A year ago music writers were already naming Sleater-Kinney's The Hot Rock one of '99's best. But while the early reviews poured out and the band was being deified, Sleater-Kinney drummer Janet Weiss was busy with Quasi, the group she formed with ex-husband Sam Coomes before she joined Sleater-Kinney in 1997. Together, Weiss and Coomes balance each other out -- uplifting harmony to despondent melody, light percussion to raging Roxichord -- and with Field Studies they expand their sweet-and-sour songs with strings and electric piano sounds.
Good Morning Spider

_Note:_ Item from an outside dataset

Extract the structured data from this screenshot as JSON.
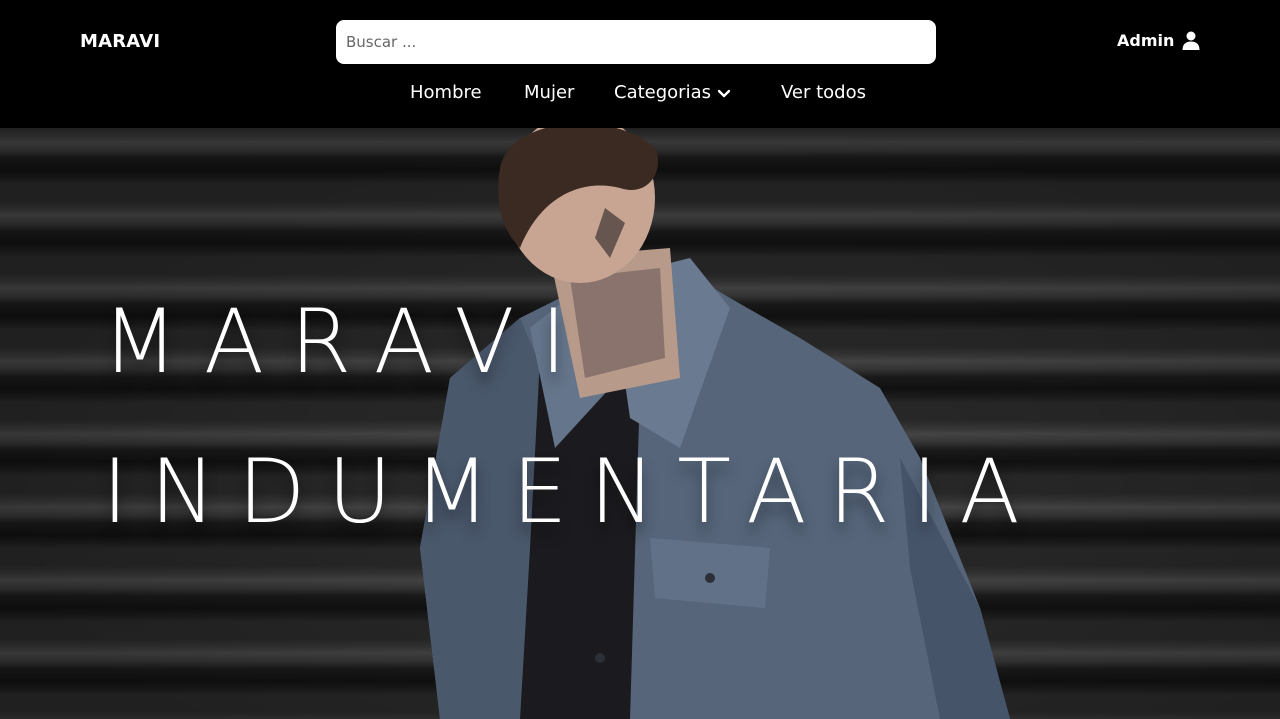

The songs on Good Morning Spider sound like Mark Linkous wrote them while snowed in all winter. They reek of cabin fever, too much time spent alone and rehashing the past. They're full of samples, of Americana, of disconnected thoughts. The album ranges from the radio-tuning affected "Chaos of the Galaxy/Happy Man" to the raspy voice and Spanish-style guitar-filled "Saint Mary," during which he sings, "The only things I really need is water, a gun, and rabbits." Rendered beautiful in the presentation, it makes sense and sounds like the most honest thought ever -- at least until the next track.